One (very small) thing I did (on the advice of a friend) is pare my kids closets down. They get to have seven outfits for the season. That's it. Everything else gets donated. Their choices are limited, my laundry is less, and we aren't buried. Church clothes are extra. I have yet to do this to my own closet, but honestly, I should, because I always wear my favorite few pants and shirts anyway...

Aby Runyan said...

Oh how I would dearly love to reduce the clutter in my house. It's MY own dumb fault it's all there in the first place. Garage sales, "oh it's just a dollar!". The stuff piles up fast. Then there's always, "but the kids PLAY with these toys, I can't get rid of them." I can't imagine how much money I'd have socked away if I hadn't bought so much. . .stuff.
I don't buy the organic stuff at all, I mean we didn't grow up on it and neither did our parents. I think it's smart to be smart about food and not make too many crazy restrictions. But I'd totally go for fresh veggies from a garden, if I ever get around to growing one.
Sometimes I kind of wish we hadto move and could only take one smallish moving truck. Then I'd have no choice but to get rid of pretty much everything we owned.
I think making your own anything is a great idea.
I could go on and on about this subject.

luvs, aby

Katie May said...

All I know is that my favorite day this week was the one spent in the backyard with my girls weeding and tending to our little piece of earth. I was happily surprised at how much work they did! They wore gloves and pulled weeds, threw them away and helped sweep up the rest. They dug in the dirt and found all kinds of creatures and rescued them before uprooting their homes. Who knew a 3 yr. old and an 18 month old could be so responsible??? And that's just it. I had never really given them the chance to be!

And in the end, it was 3 hours with no tantrums. No fights. No (or very little)crying. And now they are very good at keeping it clean because I think they feel a sense of ownership.

I loved this post! Thanks for the reminders.

Carolanne said...

Amen! You are very insightful, but unfortunately, I don't have any answers, but you have started me thinking...

--jeff * said...

em, it makes me so very happy that you can still be profound as even when you have time to organize your thoughts!
(i should ask you to thank sir o for "babysitting" his brother enough that you could let your thoughts be your own for a bit and share them with us).

i went out hiking with my sister today and our conversation did float across laura ingells wilder and the life on the prairie.

i don't have any answers, but you've helped me think.
cheers to you, mle!

Martha said...
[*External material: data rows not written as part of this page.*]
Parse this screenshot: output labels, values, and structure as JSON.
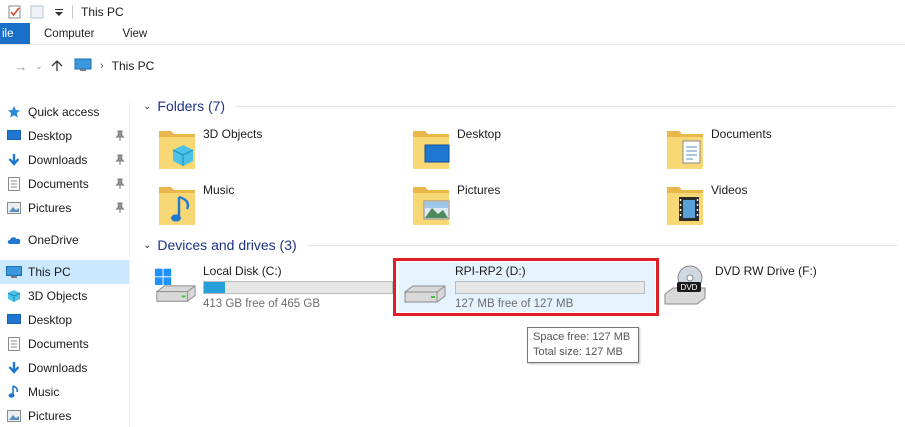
{
  "window": {
    "title": "This PC"
  },
  "ribbon": {
    "tabs": [
      "ile",
      "Computer",
      "View"
    ]
  },
  "address": {
    "location": "This PC"
  },
  "sidebar": {
    "quick_access": "Quick access",
    "quick_items": [
      {
        "label": "Desktop",
        "icon": "desktop-icon"
      },
      {
        "label": "Downloads",
        "icon": "downloads-icon"
      },
      {
        "label": "Documents",
        "icon": "documents-icon"
      },
      {
        "label": "Pictures",
        "icon": "pictures-icon"
      }
    ],
    "onedrive": "OneDrive",
    "this_pc": "This PC",
    "pc_items": [
      {
        "label": "3D Objects",
        "icon": "3d-objects-icon"
      },
      {
        "label": "Desktop",
        "icon": "desktop-icon"
      },
      {
        "label": "Documents",
        "icon": "documents-icon"
      },
      {
        "label": "Downloads",
        "icon": "downloads-icon"
      },
      {
        "label": "Music",
        "icon": "music-icon"
      },
      {
        "label": "Pictures",
        "icon": "pictures-icon"
      }
    ]
  },
  "folders": {
    "header": "Folders (7)",
    "items": [
      {
        "label": "3D Objects",
        "icon": "3d-objects-folder-icon"
      },
      {
        "label": "Desktop",
        "icon": "desktop-folder-icon"
      },
      {
        "label": "Documents",
        "icon": "documents-folder-icon"
      },
      {
        "label": "Music",
        "icon": "music-folder-icon"
      },
      {
        "label": "Pictures",
        "icon": "pictures-folder-icon"
      },
      {
        "label": "Videos",
        "icon": "videos-folder-icon"
      }
    ]
  },
  "drives": {
    "header": "Devices and drives (3)",
    "items": [
      {
        "label": "Local Disk (C:)",
        "free": "413 GB free of 465 GB",
        "used_fraction": 0.11,
        "icon": "windows-drive-icon"
      },
      {
        "label": "RPI-RP2 (D:)",
        "free": "127 MB free of 127 MB",
        "used_fraction": 0.0,
        "icon": "usb-drive-icon"
      },
      {
        "label": "DVD RW Drive (F:)",
        "icon": "dvd-drive-icon"
      }
    ]
  },
  "tooltip": {
    "line1": "Space free: 127 MB",
    "line2": "Total size: 127 MB"
  },
  "colors": {
    "accent": "#1a6fc9",
    "header_text": "#1e3287",
    "highlight": "#e01e26",
    "bar_fill": "#26a0da"
  }
}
These thoughts are wonderful, and I think they cover what many people, especially parents think about. Right now, I'm looking at the piles of laundry still left to be done, and yet I have tons of clothes sitting on my self and hanging in the closet. I haven't had to fold laundry for over a week and maybe even two! The clutter continues to build, and I wonder how does one preserve the past, declutter the present, and prepare for the future?
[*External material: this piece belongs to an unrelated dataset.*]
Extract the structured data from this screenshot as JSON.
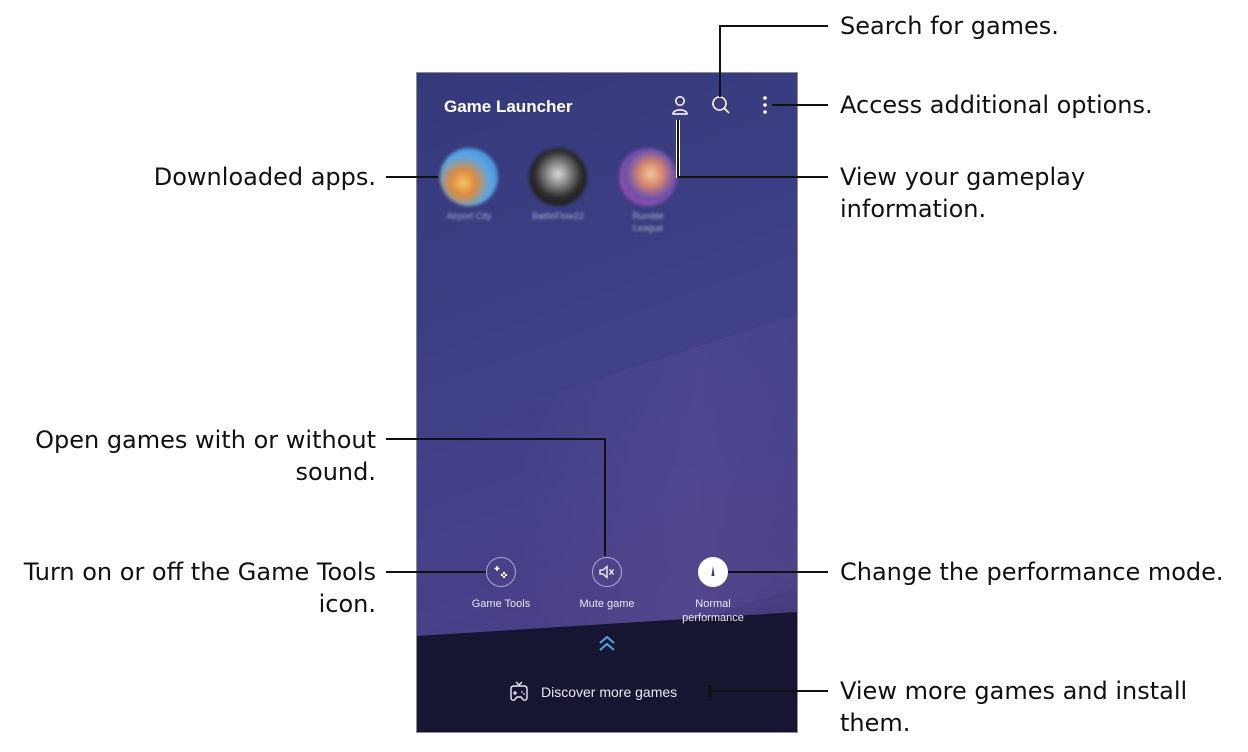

On the subject of food, because of the cruel way processed food reacts with my body, I've had to become a "make-it-from-scratch" kinda girl. I'm not spectacular at it, and I don't have my own garden, so I'm still at the mercy of Produce Junction and Pathmark... but I've learned some valuable things as to eating homemade food and having it taste good too. So many peeps have to rely on pre-made goods, dressings, and marinades to help them flavor their food. I've learned what flavors taste well together and how to make my own. I've also learned to enjoy the taste of actual food, which I think is important for everyone. We live in an overly processed, overly cluttered, overly complex world that sorely needs a little R&R to come back to its roots and create simplicity rather than more chaos.

But how do we do this? One day at a time. One battle at a time. Living one moment after the next, trying to keep a broader prospective in how we utilize our time and what things we actually need. That's my goal at least... we'll see how noble it becomes! :)

Thanks for the great thoughts and discussion! Love you!!

Related Posts Plugin for WordPress, Blogger...